▶ [TO DO]:
Reading the listing that follows, count the lines where "text" appears, and answer with only that count.
*** Opening of RECORDED INFORMATION ***
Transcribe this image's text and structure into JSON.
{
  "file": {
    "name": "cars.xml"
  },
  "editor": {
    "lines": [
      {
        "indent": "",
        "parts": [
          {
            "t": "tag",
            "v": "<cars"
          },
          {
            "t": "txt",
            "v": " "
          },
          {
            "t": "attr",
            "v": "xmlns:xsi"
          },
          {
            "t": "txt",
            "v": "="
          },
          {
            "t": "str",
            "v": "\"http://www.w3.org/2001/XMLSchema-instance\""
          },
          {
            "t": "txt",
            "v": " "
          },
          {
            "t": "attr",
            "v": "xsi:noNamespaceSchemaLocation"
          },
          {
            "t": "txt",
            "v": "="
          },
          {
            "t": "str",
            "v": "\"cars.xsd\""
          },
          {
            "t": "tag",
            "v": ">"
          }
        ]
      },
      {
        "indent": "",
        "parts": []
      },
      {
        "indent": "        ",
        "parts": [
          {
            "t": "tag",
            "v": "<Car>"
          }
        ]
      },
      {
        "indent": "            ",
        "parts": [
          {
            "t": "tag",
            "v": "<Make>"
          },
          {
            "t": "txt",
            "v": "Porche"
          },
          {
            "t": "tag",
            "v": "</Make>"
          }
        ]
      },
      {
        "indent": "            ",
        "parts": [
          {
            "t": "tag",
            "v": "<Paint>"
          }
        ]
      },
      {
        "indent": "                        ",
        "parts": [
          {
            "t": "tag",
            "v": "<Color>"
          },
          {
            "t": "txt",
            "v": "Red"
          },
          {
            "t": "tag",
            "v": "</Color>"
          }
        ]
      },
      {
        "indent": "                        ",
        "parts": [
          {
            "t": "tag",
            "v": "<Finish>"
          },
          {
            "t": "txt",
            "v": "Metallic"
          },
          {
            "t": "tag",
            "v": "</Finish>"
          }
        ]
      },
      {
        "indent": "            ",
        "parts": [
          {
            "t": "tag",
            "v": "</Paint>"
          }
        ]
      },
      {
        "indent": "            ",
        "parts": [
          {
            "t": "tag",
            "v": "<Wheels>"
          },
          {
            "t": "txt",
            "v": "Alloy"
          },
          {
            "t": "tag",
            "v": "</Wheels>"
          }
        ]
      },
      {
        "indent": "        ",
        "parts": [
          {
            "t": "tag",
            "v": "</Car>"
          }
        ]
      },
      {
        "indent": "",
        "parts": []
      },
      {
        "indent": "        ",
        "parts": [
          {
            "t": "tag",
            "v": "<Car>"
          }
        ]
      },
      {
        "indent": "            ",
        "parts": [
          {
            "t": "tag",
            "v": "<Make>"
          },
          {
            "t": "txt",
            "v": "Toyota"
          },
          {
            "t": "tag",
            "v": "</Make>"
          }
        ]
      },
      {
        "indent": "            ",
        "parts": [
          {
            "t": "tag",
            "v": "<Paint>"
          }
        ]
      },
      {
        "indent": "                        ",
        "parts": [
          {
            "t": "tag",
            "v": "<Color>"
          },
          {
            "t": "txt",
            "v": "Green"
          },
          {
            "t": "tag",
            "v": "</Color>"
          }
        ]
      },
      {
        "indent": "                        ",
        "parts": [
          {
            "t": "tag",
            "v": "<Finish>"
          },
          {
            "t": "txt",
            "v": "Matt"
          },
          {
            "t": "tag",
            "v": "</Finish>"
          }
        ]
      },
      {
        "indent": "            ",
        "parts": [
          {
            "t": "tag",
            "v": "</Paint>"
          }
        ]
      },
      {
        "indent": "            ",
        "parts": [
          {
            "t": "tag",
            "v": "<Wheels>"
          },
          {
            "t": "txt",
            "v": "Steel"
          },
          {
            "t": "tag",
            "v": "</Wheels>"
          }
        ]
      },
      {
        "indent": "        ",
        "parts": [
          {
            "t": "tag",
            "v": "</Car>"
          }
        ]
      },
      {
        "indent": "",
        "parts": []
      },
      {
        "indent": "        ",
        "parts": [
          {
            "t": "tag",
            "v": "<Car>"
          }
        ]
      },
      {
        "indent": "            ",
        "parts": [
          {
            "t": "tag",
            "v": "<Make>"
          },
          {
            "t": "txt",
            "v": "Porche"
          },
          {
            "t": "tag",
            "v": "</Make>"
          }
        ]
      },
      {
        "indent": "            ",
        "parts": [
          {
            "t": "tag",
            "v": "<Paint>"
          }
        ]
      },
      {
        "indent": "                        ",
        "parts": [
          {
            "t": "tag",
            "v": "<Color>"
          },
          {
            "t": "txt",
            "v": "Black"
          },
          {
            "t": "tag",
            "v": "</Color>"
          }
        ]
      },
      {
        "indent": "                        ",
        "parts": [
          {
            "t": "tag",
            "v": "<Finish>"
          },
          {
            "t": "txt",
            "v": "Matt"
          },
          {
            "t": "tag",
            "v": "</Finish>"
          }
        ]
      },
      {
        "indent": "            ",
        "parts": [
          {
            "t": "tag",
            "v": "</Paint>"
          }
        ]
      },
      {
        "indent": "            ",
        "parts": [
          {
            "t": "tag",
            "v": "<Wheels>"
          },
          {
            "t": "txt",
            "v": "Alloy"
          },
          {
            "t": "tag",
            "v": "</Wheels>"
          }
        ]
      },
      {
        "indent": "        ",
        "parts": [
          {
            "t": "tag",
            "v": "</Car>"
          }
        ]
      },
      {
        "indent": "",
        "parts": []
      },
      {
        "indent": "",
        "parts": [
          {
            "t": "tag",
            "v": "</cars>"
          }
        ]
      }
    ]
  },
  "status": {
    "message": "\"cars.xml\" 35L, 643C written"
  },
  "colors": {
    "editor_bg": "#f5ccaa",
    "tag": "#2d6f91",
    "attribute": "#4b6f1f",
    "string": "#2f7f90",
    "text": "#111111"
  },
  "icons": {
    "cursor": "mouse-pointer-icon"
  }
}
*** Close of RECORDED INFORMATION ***
▶ [WORKED SOLUTION]:
2